  9. Here's my valuable contributions to the deep discussion above. (or not) I don't particularly think the content of the wine glasses needed clarifying. There's only so many things it could have been, and pee, not being one of them.. although it might explain why im looking at you so bizarrely. anyways. enjoyed reading your write up GARH! :D

  10. Pearl, I'm happy to go to Forbidden planet with you (when I'm not dying from flu) and show you what I mean.

    And maybe you can show me something I haven't seen yet, since I think you are more up to date on the subject than I am. :D

    I hate to be a bore, but Full Metal Alchemist isn't really my cup of tea either. I'm talking art-wise here. Also, just so I won't get murdered in my sleep, I must reiterate that just because I don't like something, doesn't mean I think it's -bad-. It's simply not my cuppa.

    GARH (thanks for reading it El!)

  11. Out of curiosity, since I know it used to be your cup of tea. Saying you're just going to dismiss the stories because the art is not your cup of tea anymore?
    I agree with Pearl on shounen jump, it never ends because money talks, the artist get bored with his own story and craps out on his/hers own project. However, there are so many short stories that are really nice in ALL kinds genres. Saying manga is constricted is silly. If anything, I think western comics needs to break out of constriction, like you said, alot of super heros or just anything magical/unnatural in all. I've never seen a western comic without any magical/mythological/mythisism involved in it (magic, super powers, anhtromorphs/demons etc). I've never seen a western comic dealing with just a sales man trying to get by? or just a short love story. It would be wonderful if there were more of that kind, but like earlier, money talks and so far comics are still considered PG, more for kids and teens. Not trying to attack you, but the comment in your first post seemed unfair towards eastern style comics, while they have a wider variety of styles and stories/genres. They are even considered for adults in alot of cases (without being all about the XXX).

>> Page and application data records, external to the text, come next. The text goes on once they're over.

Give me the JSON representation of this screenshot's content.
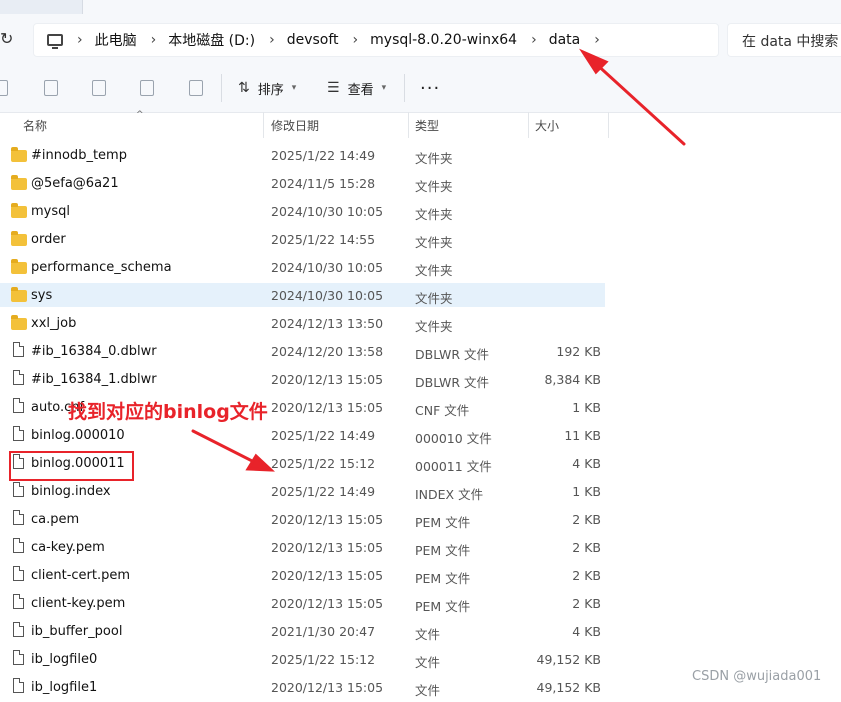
{
  "window": {
    "breadcrumb": [
      "此电脑",
      "本地磁盘 (D:)",
      "devsoft",
      "mysql-8.0.20-winx64",
      "data"
    ],
    "search_placeholder": "在 data 中搜索"
  },
  "toolbar": {
    "sort_label": "排序",
    "view_label": "查看",
    "more_label": "···"
  },
  "columns": {
    "name": "名称",
    "date": "修改日期",
    "type": "类型",
    "size": "大小"
  },
  "files": [
    {
      "name": "#innodb_temp",
      "date": "2025/1/22 14:49",
      "type": "文件夹",
      "size": "",
      "kind": "folder"
    },
    {
      "name": "@5efa@6a21",
      "date": "2024/11/5 15:28",
      "type": "文件夹",
      "size": "",
      "kind": "folder"
    },
    {
      "name": "mysql",
      "date": "2024/10/30 10:05",
      "type": "文件夹",
      "size": "",
      "kind": "folder"
    },
    {
      "name": "order",
      "date": "2025/1/22 14:55",
      "type": "文件夹",
      "size": "",
      "kind": "folder"
    },
    {
      "name": "performance_schema",
      "date": "2024/10/30 10:05",
      "type": "文件夹",
      "size": "",
      "kind": "folder"
    },
    {
      "name": "sys",
      "date": "2024/10/30 10:05",
      "type": "文件夹",
      "size": "",
      "kind": "folder",
      "selected": true
    },
    {
      "name": "xxl_job",
      "date": "2024/12/13 13:50",
      "type": "文件夹",
      "size": "",
      "kind": "folder"
    },
    {
      "name": "#ib_16384_0.dblwr",
      "date": "2024/12/20 13:58",
      "type": "DBLWR 文件",
      "size": "192 KB",
      "kind": "file"
    },
    {
      "name": "#ib_16384_1.dblwr",
      "date": "2020/12/13 15:05",
      "type": "DBLWR 文件",
      "size": "8,384 KB",
      "kind": "file"
    },
    {
      "name": "auto.cnf",
      "date": "2020/12/13 15:05",
      "type": "CNF 文件",
      "size": "1 KB",
      "kind": "file"
    },
    {
      "name": "binlog.000010",
      "date": "2025/1/22 14:49",
      "type": "000010 文件",
      "size": "11 KB",
      "kind": "file"
    },
    {
      "name": "binlog.000011",
      "date": "2025/1/22 15:12",
      "type": "000011 文件",
      "size": "4 KB",
      "kind": "file",
      "highlighted": true
    },
    {
      "name": "binlog.index",
      "date": "2025/1/22 14:49",
      "type": "INDEX 文件",
      "size": "1 KB",
      "kind": "file"
    },
    {
      "name": "ca.pem",
      "date": "2020/12/13 15:05",
      "type": "PEM 文件",
      "size": "2 KB",
      "kind": "file"
    },
    {
      "name": "ca-key.pem",
      "date": "2020/12/13 15:05",
      "type": "PEM 文件",
      "size": "2 KB",
      "kind": "file"
    },
    {
      "name": "client-cert.pem",
      "date": "2020/12/13 15:05",
      "type": "PEM 文件",
      "size": "2 KB",
      "kind": "file"
    },
    {
      "name": "client-key.pem",
      "date": "2020/12/13 15:05",
      "type": "PEM 文件",
      "size": "2 KB",
      "kind": "file"
    },
    {
      "name": "ib_buffer_pool",
      "date": "2021/1/30 20:47",
      "type": "文件",
      "size": "4 KB",
      "kind": "file"
    },
    {
      "name": "ib_logfile0",
      "date": "2025/1/22 15:12",
      "type": "文件",
      "size": "49,152 KB",
      "kind": "file"
    },
    {
      "name": "ib_logfile1",
      "date": "2020/12/13 15:05",
      "type": "文件",
      "size": "49,152 KB",
      "kind": "file"
    }
  ],
  "annotation": {
    "text": "找到对应的binlog文件",
    "color": "#e8232a"
  },
  "watermark": "CSDN @wujiada001"
}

  12. Read Posy Simmonds. <3

    Fantastic stuff. And contains simple normal people doing simple normal stuff. 'just getting by', as you put it.

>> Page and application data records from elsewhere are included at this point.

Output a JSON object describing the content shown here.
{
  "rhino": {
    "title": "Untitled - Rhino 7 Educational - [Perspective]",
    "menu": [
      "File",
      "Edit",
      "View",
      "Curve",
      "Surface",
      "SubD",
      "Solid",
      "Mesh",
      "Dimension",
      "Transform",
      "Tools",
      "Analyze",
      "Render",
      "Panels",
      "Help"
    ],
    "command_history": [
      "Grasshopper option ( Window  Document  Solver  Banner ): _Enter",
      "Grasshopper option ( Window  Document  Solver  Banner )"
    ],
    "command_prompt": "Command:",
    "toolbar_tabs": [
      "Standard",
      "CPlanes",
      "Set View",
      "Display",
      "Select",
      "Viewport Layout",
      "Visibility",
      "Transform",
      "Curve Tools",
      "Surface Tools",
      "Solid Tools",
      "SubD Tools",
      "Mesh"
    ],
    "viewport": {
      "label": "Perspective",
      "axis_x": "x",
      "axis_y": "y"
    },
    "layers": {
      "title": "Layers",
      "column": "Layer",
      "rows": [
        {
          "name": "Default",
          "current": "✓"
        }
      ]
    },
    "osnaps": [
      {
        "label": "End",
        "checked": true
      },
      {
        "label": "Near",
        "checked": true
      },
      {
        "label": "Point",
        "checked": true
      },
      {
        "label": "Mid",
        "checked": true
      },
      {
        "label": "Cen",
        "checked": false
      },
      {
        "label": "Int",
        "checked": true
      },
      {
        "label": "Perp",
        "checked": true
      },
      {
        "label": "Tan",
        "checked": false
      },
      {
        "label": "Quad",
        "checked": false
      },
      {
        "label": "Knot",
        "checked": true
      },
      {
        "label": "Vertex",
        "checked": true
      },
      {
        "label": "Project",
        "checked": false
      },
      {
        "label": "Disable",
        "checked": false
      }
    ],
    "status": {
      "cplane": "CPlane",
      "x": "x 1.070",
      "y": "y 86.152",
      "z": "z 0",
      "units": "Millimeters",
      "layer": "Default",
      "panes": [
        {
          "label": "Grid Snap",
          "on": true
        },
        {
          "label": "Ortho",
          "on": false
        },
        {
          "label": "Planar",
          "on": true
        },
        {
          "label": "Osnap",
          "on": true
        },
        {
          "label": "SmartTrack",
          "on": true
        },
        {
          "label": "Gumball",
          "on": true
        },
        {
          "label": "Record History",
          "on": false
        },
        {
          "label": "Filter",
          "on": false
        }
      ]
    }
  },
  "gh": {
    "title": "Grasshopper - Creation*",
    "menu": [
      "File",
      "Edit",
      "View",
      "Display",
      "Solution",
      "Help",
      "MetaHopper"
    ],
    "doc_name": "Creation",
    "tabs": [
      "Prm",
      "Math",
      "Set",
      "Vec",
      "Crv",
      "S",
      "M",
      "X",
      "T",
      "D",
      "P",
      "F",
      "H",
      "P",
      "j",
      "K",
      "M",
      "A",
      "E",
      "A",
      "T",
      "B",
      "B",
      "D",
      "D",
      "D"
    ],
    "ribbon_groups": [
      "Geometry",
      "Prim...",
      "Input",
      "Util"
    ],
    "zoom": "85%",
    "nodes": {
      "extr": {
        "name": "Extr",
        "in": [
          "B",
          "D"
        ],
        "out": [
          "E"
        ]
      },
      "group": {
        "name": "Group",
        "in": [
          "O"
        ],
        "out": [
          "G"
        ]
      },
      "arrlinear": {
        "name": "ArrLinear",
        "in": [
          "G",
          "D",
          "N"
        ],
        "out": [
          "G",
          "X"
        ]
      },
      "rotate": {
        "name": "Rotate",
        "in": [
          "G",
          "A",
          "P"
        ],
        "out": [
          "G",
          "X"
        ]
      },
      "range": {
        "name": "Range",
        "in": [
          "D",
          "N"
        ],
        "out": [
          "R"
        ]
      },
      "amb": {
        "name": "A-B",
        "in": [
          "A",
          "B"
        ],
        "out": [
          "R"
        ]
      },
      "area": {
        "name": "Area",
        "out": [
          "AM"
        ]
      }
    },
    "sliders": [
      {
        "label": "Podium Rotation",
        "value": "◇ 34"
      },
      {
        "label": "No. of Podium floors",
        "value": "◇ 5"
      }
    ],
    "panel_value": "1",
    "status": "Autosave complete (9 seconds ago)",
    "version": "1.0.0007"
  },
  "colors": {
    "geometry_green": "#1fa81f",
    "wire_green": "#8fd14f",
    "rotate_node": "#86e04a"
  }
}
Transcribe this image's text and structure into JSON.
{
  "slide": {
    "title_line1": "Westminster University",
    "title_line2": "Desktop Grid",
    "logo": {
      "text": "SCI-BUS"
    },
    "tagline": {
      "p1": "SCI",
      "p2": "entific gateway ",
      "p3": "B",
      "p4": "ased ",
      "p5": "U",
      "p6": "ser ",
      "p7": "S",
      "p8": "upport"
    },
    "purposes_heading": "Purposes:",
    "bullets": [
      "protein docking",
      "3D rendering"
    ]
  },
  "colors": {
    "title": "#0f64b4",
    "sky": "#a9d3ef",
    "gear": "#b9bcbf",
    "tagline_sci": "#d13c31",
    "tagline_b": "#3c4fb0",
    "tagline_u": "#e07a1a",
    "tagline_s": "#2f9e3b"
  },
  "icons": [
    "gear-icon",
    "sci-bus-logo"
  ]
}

    And don't worry, I don't feel attacked :) Don't see a reason to be.

    I've become very picky with graphic novels ever since I started seriously going into the subject. It takes a lot to make me 'stick with' a book. The artwork -and- the story needs to go hand in hand and be of a certain quality/style for me to like it.

    Off the top of my head, Here's some work that I love:

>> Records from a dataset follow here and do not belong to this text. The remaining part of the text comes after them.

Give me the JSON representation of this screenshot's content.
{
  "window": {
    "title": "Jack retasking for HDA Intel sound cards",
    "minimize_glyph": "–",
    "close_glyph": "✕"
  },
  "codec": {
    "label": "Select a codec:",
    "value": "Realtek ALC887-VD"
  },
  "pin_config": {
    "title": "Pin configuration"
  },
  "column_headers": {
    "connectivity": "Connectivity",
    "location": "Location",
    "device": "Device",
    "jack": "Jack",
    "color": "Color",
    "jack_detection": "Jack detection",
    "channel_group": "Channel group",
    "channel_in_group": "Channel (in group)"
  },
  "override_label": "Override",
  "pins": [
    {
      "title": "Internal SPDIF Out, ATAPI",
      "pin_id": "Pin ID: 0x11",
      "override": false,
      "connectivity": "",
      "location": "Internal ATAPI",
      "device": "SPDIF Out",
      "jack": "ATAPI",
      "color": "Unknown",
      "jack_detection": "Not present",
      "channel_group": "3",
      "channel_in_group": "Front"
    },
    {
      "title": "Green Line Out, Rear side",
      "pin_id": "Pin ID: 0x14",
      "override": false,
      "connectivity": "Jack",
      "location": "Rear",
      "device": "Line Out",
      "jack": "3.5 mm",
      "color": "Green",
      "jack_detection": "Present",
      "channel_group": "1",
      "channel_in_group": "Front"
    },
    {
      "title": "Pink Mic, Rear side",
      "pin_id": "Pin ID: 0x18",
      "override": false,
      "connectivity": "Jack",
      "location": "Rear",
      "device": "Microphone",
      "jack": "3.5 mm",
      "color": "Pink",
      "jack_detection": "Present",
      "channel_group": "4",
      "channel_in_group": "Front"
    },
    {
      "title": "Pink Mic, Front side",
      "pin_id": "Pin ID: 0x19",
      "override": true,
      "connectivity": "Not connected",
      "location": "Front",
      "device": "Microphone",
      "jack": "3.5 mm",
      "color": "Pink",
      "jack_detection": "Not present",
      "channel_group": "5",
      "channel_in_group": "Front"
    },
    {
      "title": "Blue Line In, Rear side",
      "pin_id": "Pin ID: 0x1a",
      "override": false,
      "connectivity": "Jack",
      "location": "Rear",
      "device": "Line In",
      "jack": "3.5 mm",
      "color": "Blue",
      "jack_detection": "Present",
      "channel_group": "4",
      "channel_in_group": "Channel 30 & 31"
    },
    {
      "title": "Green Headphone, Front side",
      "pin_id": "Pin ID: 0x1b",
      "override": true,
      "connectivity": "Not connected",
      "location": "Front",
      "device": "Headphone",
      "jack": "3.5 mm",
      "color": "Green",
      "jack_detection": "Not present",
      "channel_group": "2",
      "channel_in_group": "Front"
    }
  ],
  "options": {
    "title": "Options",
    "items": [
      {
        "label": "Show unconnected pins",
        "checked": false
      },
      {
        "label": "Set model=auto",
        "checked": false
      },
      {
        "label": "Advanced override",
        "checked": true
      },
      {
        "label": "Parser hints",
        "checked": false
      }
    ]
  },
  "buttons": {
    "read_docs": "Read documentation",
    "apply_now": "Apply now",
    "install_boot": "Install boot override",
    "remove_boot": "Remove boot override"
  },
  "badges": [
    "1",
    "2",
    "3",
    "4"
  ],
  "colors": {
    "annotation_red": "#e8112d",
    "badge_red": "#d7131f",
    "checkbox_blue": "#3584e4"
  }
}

    Shaun Tan - The Arrival
    Will Eisner - A Contract with God
    Neil Gaiman and Dave McKean - Violent Cases
    Dave McKean (and some dude I cant remember right now) - Arkham Asylum.
    Posy Simmonds - Gemma Bovary
    Posy Simmonds - Tamara Drewe

  13. I had a chat with Melinda Gebbie during the coffee session, completely unaware of who she was. She was incredibly fun and easy to talk to. It's a pity that sometimes our awe of others gets in the way of us just enjoying their company. Hey-ho...

    Love these ink and watercolour sketches of the day.

  14. You did! Oh lucky you. :D

    I think I just need to give myself a little slap and at least -try- to converse with people, but I just got so star struck. Sigh!

    Thanks for having a look! :D

  15. But I made my point just there! You see, I've no idea who that person is. I've never heard of those comics (except Arkham Asylum, but that's because of super powers, batman etc).
    You have to look hard, far and wide to find anything of the like in western comics and they are most likely to cost you more than regular/mainstream etc.
    Money talks etc.

  16. Feel free to recommend any alternative manga that you think I might like :)

  17. Hi Jennie

    These are such beautiful drawings, and really great write up of the day. I'm passing the link on to Amanda, and I'm really glad you enjoyed it.

    all best

  18. Hi Sarah!

    (I hope I got the names right..!)

    Please do let me know in the future if there are any other similar events planned. It was fantastic!

  19. Its really a great work you have done here. I really like this post. Keep it up.